Michigan has seen rough times following the financial crisis.
Its largest city and economic backbone is Detroit, a city that
mostly relies on the automobile giants Ford, General Motors and
Chrysler. Data shows that the city's population decreased by over
25% within the last decade. Can investments in higher education
help the state turn around this trend?
Incarceration rates vs. university
Business, government and education stakeholders discussed this at the Business Leaders for
Michigan higher education summit. Particular advocate of greater
state funding for public universities was Patrick Doyle. Doyle is
President and CEO at Domino's Pizza Inc., a multinational worth
over $3,46 billion (€2,7 billion) and with headquarters in Ann
In his speech he argued that "dwindling state funding for
universities could have far-reaching economic impact. Our
universities are critical to helping us fill the jobs need. Every
company wants access to the very best talent, and when those jobs

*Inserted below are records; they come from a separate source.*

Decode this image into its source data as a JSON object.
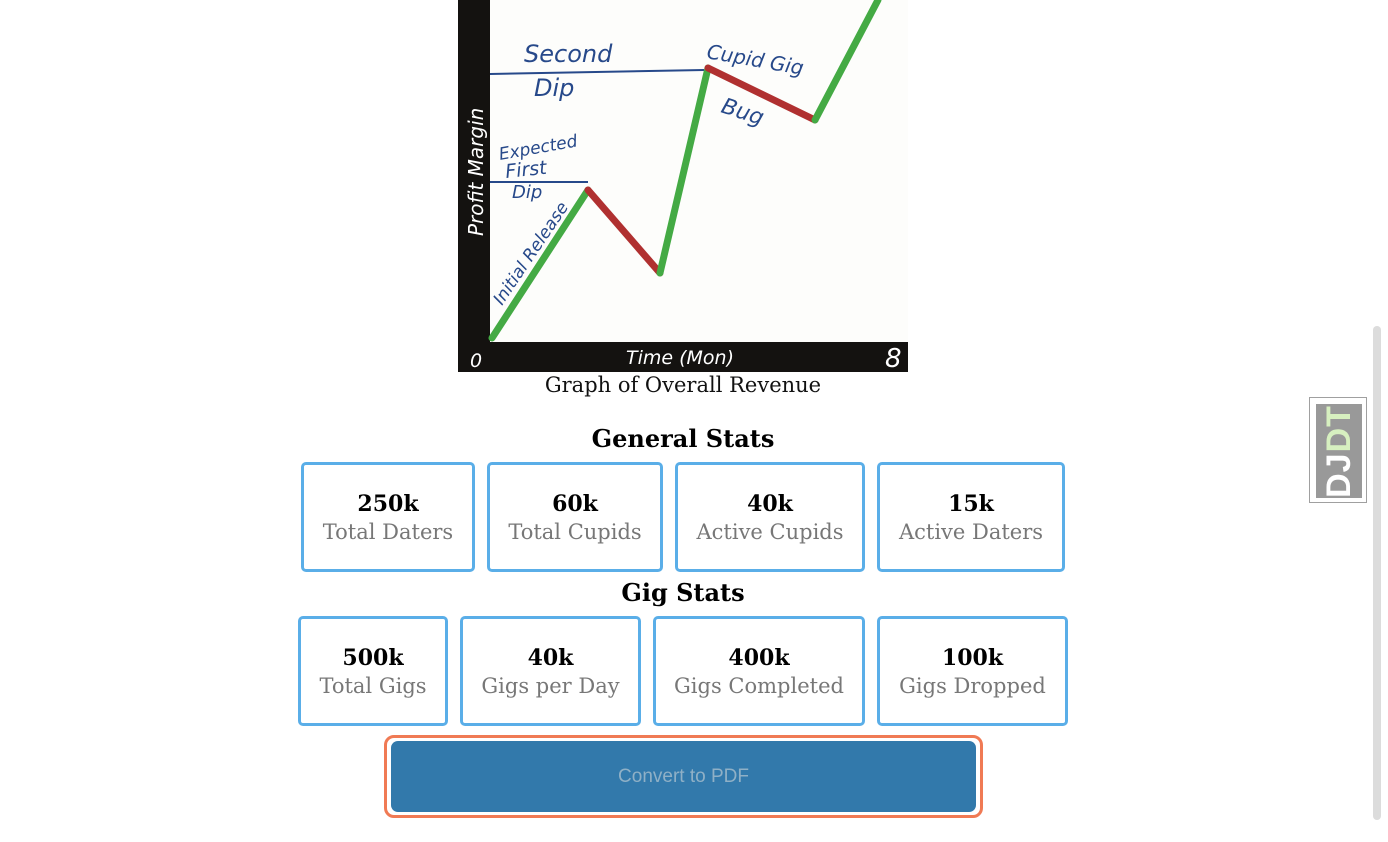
{
  "graph": {
    "image_alt": "Graph of Overall Revenue",
    "caption": "Graph of Overall Revenue",
    "y_axis_label": "Profit Margin",
    "x_axis_label": "Time (Mon)",
    "x_origin_label": "0",
    "x_end_label": "8",
    "annotations": {
      "second_dip_1": "Second",
      "second_dip_2": "Dip",
      "cupid_gig_1": "Cupid Gig",
      "cupid_gig_2": "Bug",
      "expected_1": "Expected",
      "expected_2": "First",
      "expected_3": "Dip",
      "initial_release": "Initial Release"
    },
    "colors": {
      "rise": "#44aa44",
      "fall": "#b03030",
      "frame": "#141210",
      "ink": "#27498a"
    }
  },
  "general_stats": {
    "title": "General Stats",
    "items": [
      {
        "value": "250k",
        "label": "Total Daters"
      },
      {
        "value": "60k",
        "label": "Total Cupids"
      },
      {
        "value": "40k",
        "label": "Active Cupids"
      },
      {
        "value": "15k",
        "label": "Active Daters"
      }
    ]
  },
  "gig_stats": {
    "title": "Gig Stats",
    "items": [
      {
        "value": "500k",
        "label": "Total Gigs"
      },
      {
        "value": "40k",
        "label": "Gigs per Day"
      },
      {
        "value": "400k",
        "label": "Gigs Completed"
      },
      {
        "value": "100k",
        "label": "Gigs Dropped"
      }
    ]
  },
  "actions": {
    "convert_pdf_label": "Convert to PDF"
  },
  "debug_toolbar": {
    "label_main": "DJ",
    "label_accent": "DT"
  },
  "theme": {
    "card_border": "#5aaee8",
    "button_bg": "#3279ab",
    "button_outline": "#f07a54"
  }
}
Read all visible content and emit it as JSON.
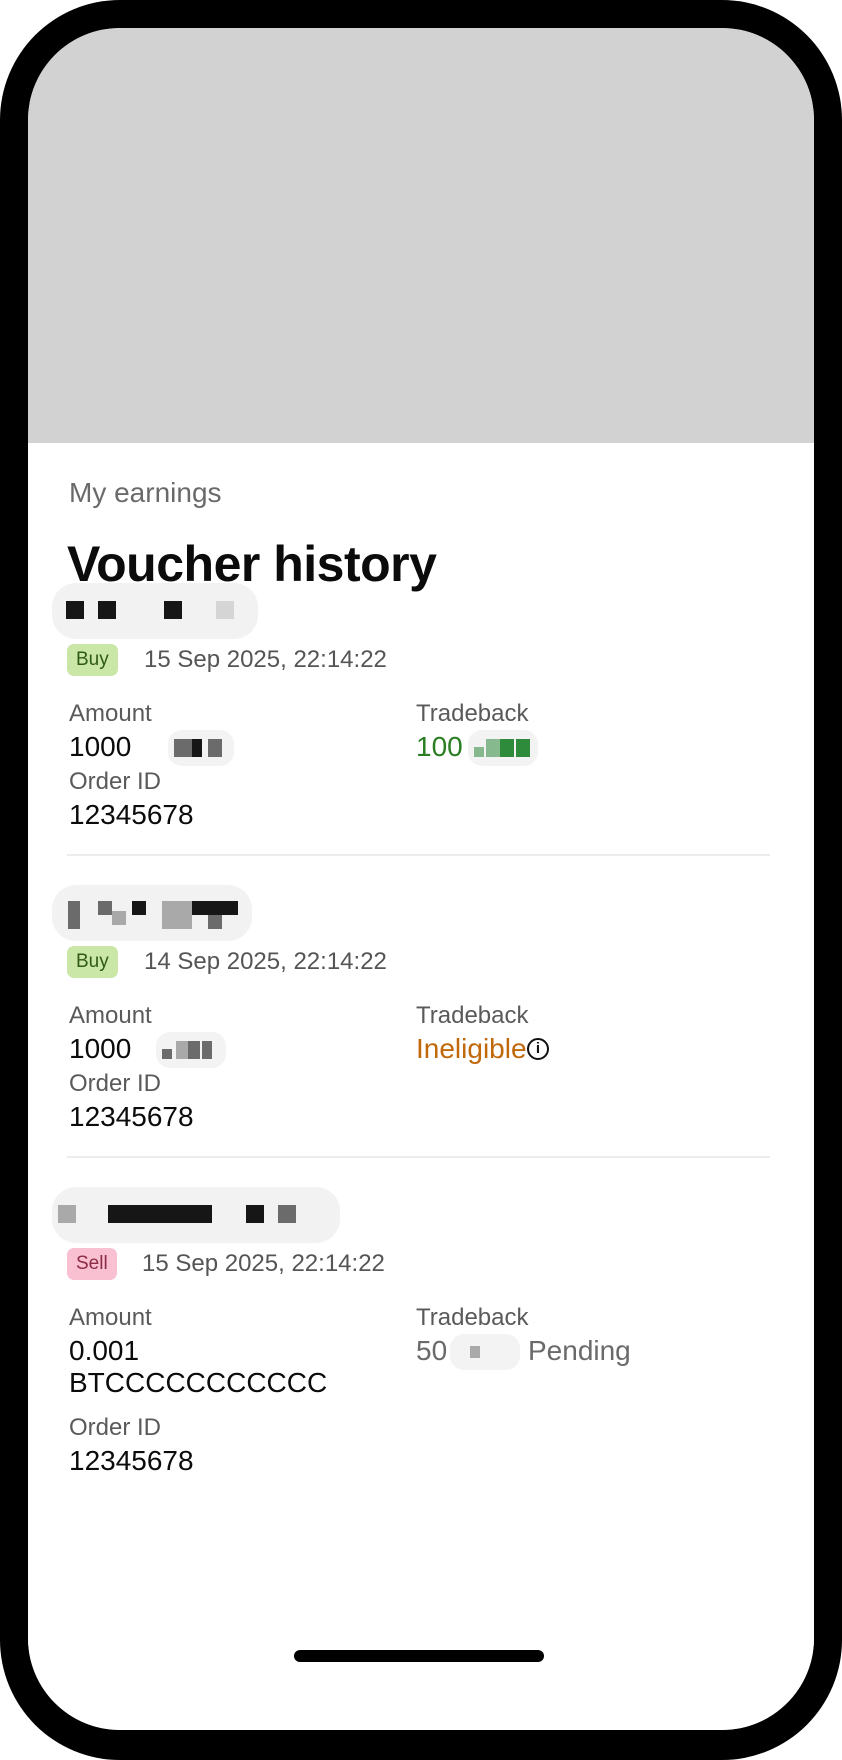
{
  "header": {
    "subtitle": "My earnings",
    "title": "Voucher history"
  },
  "vouchers": [
    {
      "type": "Buy",
      "date": "15 Sep 2025, 22:14:22",
      "amount_label": "Amount",
      "amount": "1000",
      "tradeback_label": "Tradeback",
      "tradeback": "100",
      "order_label": "Order ID",
      "order_id": "12345678"
    },
    {
      "type": "Buy",
      "date": "14 Sep 2025, 22:14:22",
      "amount_label": "Amount",
      "amount": "1000",
      "tradeback_label": "Tradeback",
      "tradeback": "Ineligible",
      "order_label": "Order ID",
      "order_id": "12345678"
    },
    {
      "type": "Sell",
      "date": "15 Sep 2025, 22:14:22",
      "amount_label": "Amount",
      "amount_line1": "0.001",
      "amount_line2": "BTCCCCCCCCCCC",
      "tradeback_label": "Tradeback",
      "tradeback": "50",
      "tradeback_status": "Pending",
      "order_label": "Order ID",
      "order_id": "12345678"
    }
  ],
  "colors": {
    "buy_badge": "#cbe7a8",
    "sell_badge": "#f8c0d1",
    "tradeback_positive": "#2a7d22",
    "tradeback_ineligible": "#c1680b"
  },
  "icons": {
    "info": "info-circle-icon"
  }
}
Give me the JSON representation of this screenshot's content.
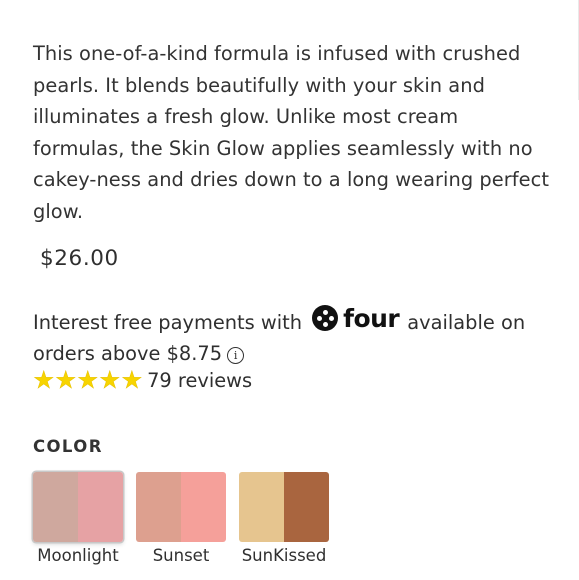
{
  "product": {
    "description": "This one-of-a-kind formula is infused with crushed pearls. It blends beautifully with your skin and illuminates a fresh glow. Unlike most cream formulas, the Skin Glow applies seamlessly with no cakey-ness and dries down to a long wearing perfect glow.",
    "price": "$26.00"
  },
  "payments": {
    "prefix": "Interest free payments with",
    "brand": "four",
    "suffix": "available on",
    "line2": "orders above $8.75",
    "info_icon": "ⓘ"
  },
  "rating": {
    "stars": 5,
    "star_glyph": "★",
    "star_color": "#F7D400",
    "reviews_text": "79 reviews"
  },
  "color": {
    "label": "COLOR",
    "selected": "Moonlight",
    "swatches": [
      {
        "name": "Moonlight",
        "colors": [
          "#CFA89E",
          "#E6A2A4"
        ]
      },
      {
        "name": "Sunset",
        "colors": [
          "#DDA08F",
          "#F5A09A"
        ]
      },
      {
        "name": "SunKissed",
        "colors": [
          "#E6C58F",
          "#A9653F"
        ]
      }
    ]
  }
}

come, they also create jobs for people without degrees."
He compared Michigan to North Carolina, a state similar with
respect to tax revenues, population, unemployment, university
enrolments and prison population. He pointed out that the state
government there spends $1.3 billion a year on prisons and
allocates $2.5 billion to its 16 public universities. Michigan,
meanwhile budgeted $1.9 billion for prisons and $1 billion for its
15 public universities for 2012.
Presidential elections upcoming November
The overall consensus at the summit was that state funding
needed to be increased urgently. Financial means needed to be
allocated to universities according to performance measures like
research and development expenditures, graduation and retention
This call fits well with Obama's agenda of increasing higher
education funding in the U.S. budget of 2013. Major driver behind this
policy move is the concern that students increasingly pile up
loan debt as state funding decreases and tuition fees rise. Whether
these plans can be turned into reality remains to be seen. In
November, the 2012 presidential elections will take place during
which Barack Obama will face his opponent Mitt Romney who has a different vision on higher education.